It was interesting to see that Tubby Smith reverted to his even distribution of playing time just two games removed from changing that philosophy against Michigan State. Ten players played at least 11 minutes. Devron Bostick's 12 minutes were particularly unproductive.

Perhaps only Rodney Williams' 20 minutes off the bench were deserved. WIlliams led the team with 13 points on 5 for 6 shooting. He also used his athleticism to complete on the glass. There, it took awhile, but I found one positive from the game.

One another note, Bryant Allen made his Minnesota debut and played one minute late in the second half once the game was far out of reach. Like many of you, I had moved on to other Sunday afternoon activities by the time the two-sport Allen made his entrance. Considering this game was over at halftime, Allen probably could have played more minutes to at least see what he's capable of.

Regardless, the Gophers were thoroughly whipped in Columbus. Had this game been played at Williams Arena, the home crowd would have had every right to boo this team off the floor.

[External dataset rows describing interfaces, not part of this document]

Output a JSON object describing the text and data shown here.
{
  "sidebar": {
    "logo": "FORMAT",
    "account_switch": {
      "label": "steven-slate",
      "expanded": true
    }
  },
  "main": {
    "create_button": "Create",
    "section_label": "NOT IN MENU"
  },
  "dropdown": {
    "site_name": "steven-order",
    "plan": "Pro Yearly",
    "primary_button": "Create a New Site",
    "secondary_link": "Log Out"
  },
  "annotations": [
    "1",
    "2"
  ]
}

While there is time left to make a run at an NCAA Tournament bid, this team on Sunday looked to be little more than a team destined for a one-and-done bid in the NIT.